_Your instructions_.
Find each line in the records below that contains the word "more", and copy it out.

_Data shown_.
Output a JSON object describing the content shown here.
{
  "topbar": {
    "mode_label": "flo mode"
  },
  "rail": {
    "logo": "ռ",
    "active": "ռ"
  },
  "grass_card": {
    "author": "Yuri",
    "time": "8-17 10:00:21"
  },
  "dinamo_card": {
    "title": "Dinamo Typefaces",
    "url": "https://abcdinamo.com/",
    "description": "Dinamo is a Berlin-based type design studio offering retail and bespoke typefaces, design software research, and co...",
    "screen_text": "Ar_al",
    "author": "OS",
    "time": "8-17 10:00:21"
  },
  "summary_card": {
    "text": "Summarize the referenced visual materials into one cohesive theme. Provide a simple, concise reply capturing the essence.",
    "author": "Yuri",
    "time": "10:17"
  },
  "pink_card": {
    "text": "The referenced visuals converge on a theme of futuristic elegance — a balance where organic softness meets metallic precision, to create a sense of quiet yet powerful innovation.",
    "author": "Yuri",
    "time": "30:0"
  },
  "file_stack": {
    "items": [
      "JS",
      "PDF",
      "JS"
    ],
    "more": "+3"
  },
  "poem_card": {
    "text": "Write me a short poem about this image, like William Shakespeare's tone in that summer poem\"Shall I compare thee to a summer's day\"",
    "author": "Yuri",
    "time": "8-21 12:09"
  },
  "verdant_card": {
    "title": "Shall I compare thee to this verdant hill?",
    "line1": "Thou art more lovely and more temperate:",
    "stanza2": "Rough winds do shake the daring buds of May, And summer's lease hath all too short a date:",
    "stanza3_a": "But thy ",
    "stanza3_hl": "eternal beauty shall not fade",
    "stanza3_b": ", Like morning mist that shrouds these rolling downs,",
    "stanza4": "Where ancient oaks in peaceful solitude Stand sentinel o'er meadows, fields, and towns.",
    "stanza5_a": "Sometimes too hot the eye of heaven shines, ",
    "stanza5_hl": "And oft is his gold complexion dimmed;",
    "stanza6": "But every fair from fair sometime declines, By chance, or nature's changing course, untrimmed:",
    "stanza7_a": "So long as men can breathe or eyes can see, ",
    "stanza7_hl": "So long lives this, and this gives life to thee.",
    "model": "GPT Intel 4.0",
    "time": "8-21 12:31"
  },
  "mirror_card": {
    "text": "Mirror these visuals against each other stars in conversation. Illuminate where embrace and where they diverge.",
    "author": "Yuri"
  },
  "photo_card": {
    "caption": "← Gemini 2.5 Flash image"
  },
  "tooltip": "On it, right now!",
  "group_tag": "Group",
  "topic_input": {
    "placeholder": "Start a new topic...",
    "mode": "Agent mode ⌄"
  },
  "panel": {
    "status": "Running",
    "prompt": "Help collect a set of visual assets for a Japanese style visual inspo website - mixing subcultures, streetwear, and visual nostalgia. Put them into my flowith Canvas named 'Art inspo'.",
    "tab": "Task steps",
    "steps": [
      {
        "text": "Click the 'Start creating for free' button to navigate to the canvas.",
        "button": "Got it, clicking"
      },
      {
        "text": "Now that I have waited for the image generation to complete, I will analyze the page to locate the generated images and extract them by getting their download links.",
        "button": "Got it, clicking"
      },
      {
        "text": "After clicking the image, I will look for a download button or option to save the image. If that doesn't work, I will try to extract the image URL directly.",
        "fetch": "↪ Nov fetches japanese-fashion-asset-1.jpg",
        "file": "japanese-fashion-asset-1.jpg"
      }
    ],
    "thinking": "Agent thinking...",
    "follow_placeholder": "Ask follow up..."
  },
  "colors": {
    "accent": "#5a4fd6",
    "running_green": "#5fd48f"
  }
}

_Answer space_.
    "more": "+3"
    "line1": "Thou art more lovely and more temperate:",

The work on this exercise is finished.